The emergence of Covid-19 has forced all of us to change the way we conduct our lives. For nearly a year, people in every circumstance and walk of life have dealt with an invisible threat to the health of family, friends, and neighbors, as well as the distress imposed by economic uncertainties.
While there is encouraging news about COVID vaccines, daily life continues to be challenging as infections again surge. We still need what some military sources call “mental armor” to cope and carry on, to remain resilient and adaptable.
A key component of my own mental armor is meditation, which I use to mask the “noise” of the daily news and other distractions.
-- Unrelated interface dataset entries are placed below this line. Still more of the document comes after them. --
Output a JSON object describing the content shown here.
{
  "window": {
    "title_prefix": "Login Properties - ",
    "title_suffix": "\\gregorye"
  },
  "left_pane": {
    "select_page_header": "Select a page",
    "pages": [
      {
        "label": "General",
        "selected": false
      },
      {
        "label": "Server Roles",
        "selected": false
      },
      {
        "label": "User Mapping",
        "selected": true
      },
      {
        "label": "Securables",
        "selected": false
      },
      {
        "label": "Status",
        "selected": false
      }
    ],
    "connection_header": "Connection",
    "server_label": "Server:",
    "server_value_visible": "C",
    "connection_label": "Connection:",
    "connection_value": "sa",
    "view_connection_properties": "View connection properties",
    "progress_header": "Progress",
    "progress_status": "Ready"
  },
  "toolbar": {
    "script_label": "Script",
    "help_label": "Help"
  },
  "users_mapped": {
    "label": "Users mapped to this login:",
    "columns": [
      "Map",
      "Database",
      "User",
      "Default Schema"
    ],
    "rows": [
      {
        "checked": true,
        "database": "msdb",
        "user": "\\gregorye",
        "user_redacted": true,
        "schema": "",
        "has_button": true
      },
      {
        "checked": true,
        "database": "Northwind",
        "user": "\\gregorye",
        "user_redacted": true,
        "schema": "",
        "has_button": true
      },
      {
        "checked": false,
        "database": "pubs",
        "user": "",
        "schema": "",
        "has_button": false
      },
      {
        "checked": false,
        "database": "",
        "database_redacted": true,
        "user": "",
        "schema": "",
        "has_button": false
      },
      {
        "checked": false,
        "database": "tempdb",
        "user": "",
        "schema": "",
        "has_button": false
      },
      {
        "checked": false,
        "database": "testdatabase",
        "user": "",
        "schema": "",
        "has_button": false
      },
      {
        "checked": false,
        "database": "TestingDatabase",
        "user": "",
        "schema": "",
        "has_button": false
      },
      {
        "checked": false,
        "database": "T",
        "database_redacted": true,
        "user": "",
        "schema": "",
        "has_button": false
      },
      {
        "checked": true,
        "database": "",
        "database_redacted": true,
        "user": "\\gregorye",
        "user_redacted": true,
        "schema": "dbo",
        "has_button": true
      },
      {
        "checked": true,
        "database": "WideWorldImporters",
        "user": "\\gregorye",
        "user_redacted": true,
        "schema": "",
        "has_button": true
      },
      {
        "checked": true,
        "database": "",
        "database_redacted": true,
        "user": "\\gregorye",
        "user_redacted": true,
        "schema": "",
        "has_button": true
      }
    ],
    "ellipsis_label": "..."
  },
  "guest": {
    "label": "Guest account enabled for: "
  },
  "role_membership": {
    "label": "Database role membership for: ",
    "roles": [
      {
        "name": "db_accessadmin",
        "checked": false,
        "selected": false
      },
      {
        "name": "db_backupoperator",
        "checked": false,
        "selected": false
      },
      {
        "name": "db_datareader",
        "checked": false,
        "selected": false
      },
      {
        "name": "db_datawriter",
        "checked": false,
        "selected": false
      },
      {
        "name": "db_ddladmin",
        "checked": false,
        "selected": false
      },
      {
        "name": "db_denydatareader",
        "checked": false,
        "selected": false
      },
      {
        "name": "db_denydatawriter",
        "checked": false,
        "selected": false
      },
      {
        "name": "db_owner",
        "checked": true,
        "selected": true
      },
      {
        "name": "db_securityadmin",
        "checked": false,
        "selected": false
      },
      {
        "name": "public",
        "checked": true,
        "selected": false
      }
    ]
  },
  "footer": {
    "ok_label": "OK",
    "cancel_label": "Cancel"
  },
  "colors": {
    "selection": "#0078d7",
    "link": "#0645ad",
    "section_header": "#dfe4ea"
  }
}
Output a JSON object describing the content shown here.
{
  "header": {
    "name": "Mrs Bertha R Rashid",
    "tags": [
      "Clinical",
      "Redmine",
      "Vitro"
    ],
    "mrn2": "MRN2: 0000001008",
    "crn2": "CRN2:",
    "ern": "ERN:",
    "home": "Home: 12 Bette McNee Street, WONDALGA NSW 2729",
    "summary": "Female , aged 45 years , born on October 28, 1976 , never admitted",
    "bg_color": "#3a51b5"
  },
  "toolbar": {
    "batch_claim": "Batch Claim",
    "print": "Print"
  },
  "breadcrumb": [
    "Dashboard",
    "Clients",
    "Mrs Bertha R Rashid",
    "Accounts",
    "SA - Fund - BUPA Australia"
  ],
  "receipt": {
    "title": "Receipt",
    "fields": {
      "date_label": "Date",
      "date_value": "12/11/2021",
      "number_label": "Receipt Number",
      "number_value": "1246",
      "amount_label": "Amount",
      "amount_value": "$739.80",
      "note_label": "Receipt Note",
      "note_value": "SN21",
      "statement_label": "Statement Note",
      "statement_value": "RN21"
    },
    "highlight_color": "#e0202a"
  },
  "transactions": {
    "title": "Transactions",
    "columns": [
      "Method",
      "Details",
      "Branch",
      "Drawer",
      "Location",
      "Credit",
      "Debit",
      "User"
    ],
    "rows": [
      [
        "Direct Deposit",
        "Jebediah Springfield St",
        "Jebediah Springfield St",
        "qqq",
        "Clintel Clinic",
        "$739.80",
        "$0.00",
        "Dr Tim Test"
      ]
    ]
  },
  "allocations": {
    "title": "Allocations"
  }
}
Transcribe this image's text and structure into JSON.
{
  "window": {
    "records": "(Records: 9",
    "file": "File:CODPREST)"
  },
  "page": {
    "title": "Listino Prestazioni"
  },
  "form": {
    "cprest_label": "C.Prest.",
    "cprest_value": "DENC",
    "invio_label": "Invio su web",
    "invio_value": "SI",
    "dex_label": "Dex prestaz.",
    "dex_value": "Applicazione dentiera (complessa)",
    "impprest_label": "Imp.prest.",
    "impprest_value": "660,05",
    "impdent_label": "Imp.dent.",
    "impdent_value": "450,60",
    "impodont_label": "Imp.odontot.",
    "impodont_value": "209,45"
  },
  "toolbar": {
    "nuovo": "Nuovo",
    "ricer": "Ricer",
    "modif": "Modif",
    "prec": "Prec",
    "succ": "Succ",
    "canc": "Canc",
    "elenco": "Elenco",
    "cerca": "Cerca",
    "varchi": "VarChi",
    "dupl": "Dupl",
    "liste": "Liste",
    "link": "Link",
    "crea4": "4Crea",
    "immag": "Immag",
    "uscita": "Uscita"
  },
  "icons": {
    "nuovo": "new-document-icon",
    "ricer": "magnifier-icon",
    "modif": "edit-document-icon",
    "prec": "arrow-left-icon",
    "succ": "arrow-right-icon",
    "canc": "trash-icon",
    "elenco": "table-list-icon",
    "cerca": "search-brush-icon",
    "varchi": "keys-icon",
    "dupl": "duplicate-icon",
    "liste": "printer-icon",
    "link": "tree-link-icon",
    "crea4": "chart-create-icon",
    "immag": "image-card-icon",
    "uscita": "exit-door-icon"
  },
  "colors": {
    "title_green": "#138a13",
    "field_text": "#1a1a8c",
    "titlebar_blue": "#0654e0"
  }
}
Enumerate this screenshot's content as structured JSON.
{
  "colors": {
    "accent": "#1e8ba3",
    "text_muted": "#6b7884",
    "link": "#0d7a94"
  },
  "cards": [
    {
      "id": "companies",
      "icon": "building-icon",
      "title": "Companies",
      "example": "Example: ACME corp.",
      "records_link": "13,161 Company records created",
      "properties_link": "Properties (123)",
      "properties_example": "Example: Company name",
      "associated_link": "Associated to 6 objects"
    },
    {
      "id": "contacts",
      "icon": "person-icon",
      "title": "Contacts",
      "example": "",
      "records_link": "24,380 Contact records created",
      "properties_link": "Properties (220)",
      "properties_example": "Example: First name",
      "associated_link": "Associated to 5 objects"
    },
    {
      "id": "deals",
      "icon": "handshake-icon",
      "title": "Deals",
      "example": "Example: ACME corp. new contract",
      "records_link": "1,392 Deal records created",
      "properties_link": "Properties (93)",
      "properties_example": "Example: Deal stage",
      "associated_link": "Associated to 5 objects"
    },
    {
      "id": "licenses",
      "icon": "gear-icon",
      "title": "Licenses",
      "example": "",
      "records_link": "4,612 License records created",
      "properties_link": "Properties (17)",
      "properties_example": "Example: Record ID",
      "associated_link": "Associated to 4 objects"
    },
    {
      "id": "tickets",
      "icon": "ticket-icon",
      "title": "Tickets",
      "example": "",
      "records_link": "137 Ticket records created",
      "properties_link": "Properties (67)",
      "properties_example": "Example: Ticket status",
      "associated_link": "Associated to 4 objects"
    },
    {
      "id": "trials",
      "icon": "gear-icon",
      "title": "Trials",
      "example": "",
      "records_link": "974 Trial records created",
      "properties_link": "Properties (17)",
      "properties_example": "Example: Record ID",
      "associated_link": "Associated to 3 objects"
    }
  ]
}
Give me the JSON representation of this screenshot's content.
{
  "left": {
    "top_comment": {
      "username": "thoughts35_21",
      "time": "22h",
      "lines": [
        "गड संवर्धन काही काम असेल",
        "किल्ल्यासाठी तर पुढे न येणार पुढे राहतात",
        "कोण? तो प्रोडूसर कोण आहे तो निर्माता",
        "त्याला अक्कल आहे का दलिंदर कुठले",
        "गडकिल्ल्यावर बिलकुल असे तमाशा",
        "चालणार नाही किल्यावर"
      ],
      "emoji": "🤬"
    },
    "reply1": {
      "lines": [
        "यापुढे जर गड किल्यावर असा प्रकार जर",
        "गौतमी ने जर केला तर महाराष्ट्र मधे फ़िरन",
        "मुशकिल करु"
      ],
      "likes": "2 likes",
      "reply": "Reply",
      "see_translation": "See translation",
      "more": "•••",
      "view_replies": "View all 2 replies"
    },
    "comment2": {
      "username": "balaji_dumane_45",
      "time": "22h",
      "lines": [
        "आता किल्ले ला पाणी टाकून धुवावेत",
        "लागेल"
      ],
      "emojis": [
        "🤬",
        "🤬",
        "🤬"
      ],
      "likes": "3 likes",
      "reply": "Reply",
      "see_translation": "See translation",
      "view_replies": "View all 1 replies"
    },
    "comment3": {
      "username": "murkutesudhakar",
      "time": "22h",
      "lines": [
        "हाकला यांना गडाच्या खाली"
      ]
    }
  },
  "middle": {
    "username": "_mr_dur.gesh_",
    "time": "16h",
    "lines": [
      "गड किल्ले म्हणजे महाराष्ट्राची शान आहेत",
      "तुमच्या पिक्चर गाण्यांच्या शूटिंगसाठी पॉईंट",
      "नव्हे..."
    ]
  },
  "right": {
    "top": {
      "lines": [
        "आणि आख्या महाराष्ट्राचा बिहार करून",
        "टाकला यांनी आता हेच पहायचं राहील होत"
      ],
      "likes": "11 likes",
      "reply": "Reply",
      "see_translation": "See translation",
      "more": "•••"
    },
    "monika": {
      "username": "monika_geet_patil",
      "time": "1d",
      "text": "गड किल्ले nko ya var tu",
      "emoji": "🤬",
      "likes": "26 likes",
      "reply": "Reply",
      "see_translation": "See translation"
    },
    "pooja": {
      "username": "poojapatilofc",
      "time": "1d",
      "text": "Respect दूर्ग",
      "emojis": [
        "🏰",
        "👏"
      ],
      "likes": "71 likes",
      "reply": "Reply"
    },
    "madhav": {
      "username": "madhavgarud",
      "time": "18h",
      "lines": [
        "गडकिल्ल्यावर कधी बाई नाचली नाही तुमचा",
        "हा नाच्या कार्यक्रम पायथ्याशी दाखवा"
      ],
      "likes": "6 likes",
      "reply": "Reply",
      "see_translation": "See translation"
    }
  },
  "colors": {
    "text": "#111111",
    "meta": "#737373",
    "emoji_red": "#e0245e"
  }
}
I use both inner-focused meditation techniques and outwardly directed practices to help me to focus and “clear the decks.”
The second component is finding a purpose beyond my own immediate concerns. As psychiatrist and concentration camp survivor Viktor Frankl wrote in Man’s Search for Meaning “Those who have a ‘why’ to live, can bear with almost any ‘how.’” I also adhere to ideas expressed in Mihaly Csikszentmihalyi’s Flow: The Psychology of Optimal Experience: “It is by being fully involved with every detail of our lives, whether good or bad, that we find happiness, not by trying to look for it directly.” For me, this means being clear about my intentions, setting goals slightly above my ability and engaging in physical activity. I see these philosophies at work when I run marathons and climb mountains to raise money for cancer research and in my commitment to financially support an Asian researcher. Fighting cancer has profound personal meaning for me.
Finally, I find the Stoic philosophy helpful. Epictetus (50 A.D.–135 A.D.) wrote that, “Some things are within our control and others not.” The Greek philosopher consistently considered the capacity for choice and the limits of “volition,” writing, “There is only one way to happiness and that is to cease worrying about things which are beyond the power of our will.”